The New Zealand Women's Soccer Team came to the Brazil-New Zealand match tonight to cheer on their countrymen, which gave the USA's Stanford graduates Nicole Barnhart and Rachel Buehler that chance to chat with current Stanford striker Ali Riley, who plays for the Kiwis. Actually, New Zealand was staying at the same hotel with the USA in Qinhaungdao so it might have seemed liked a Stanford road trip at times in the hotel lobby. Riley is from Pacific Palisades, Calif., and is one of the top college forwards on the West Coast for the Cardinal. She will be a junior this fall. Playing in the Olympics? That's pretty good pre-season training.

Good Seats!

After a nice lunch and some rest time, a bunch of the players went to the Shenyang Olympic Sports Center Stadium to watch the Brazilian Men's National Team take on New Zealand. It was a show and the U.S. players had great seats for performance. At every Olympic soccer venue, there is an area reserved for the athletes to watch the matches in which they are not playing (they call it the "athletes stand"). The one in Shenyang happened to be about the 4o-yard line (to use American football terms) and about 20 rows up, a perfect vantage point to see four of the five Brazilian goals, two from Ronaldinho. The team left with 15 minutes remaining in the match so they missed the fifth goal that came in stoppage time. The 60,000-seat stadium had nary an open seat, partly because Brazil almost always plays to packed house, but also because China was playing in the second game (a 2-0 loss to Belgium). It won't be nearly as full for the USA's match against New Zealand, but it's almost new (completed in 2007) it certainly is one of the nicest stadiums the team has ever played in...once they play in it. The team was set to train at the stadium tomorrow, but due to some field issues, the USA and New Zealand will not be able to train on the game pitch. Instead, the USA will train in the afternoon on one of the practices fields outside.

...Hello Shenyang!

When the team arrived in Shenyang, they were once again ushered quickly off the train, but only had to walk a few steps to the waiting team bus for the short ride to the hotel, were ushered through security and they were greeted with another rousing welcome from the staff. Each player got a gift of a "good luck" necklace (see right), got right in the elevator up to the team floor where they found their names on the hotel doors and the keys inside. That kind of service really only happens at the Olympics, probably only at an Olympics in China. While it was a nice day in Shenyang for the USA's arrival, it is still quite hot. And without the ocean breezes of Qinhaungdao, it seemed even hotter. Fortunately, the USA's match against New Zealand will kick off at 7:45 p.m. on Aug. 12, although that same kickoff time did nothing to alleviate the heat in the USA's opening match against Norway.

Goodbye Qinhuangdao...

To say that U.S. players have posed for a few pictures on this trip to China would be a huge understatement. It seems every hotel employee, volunteer and average citizen wants a picture. The U.S. team has posed for more than a few team shots and as they left their hotel in Qinhuangdao this morning -- their home for two weeks -- the players took a picture with the hotel staff...and the security...and the volunteers...and finally got on the bus.
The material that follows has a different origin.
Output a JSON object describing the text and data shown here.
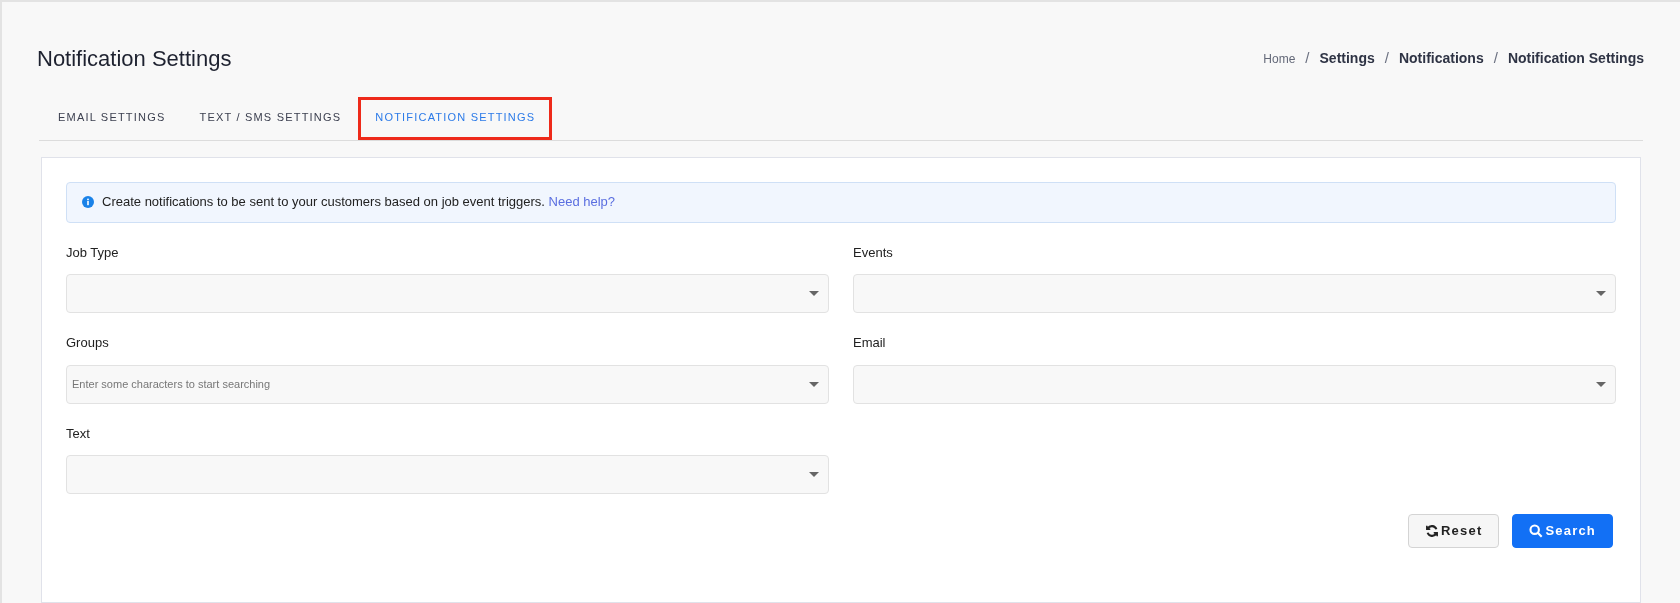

We must say the transportation has been extremely well run during the Olympics. The players were driven straight onto the waiting area next to the train track, waited a few minutes as another train left (loaded with the team's friends and family by the way) and then boarded the bullet train (along with the New Zealand National Team) for a super smooth two hour ride to Shenyang.

Just waitin' for the train.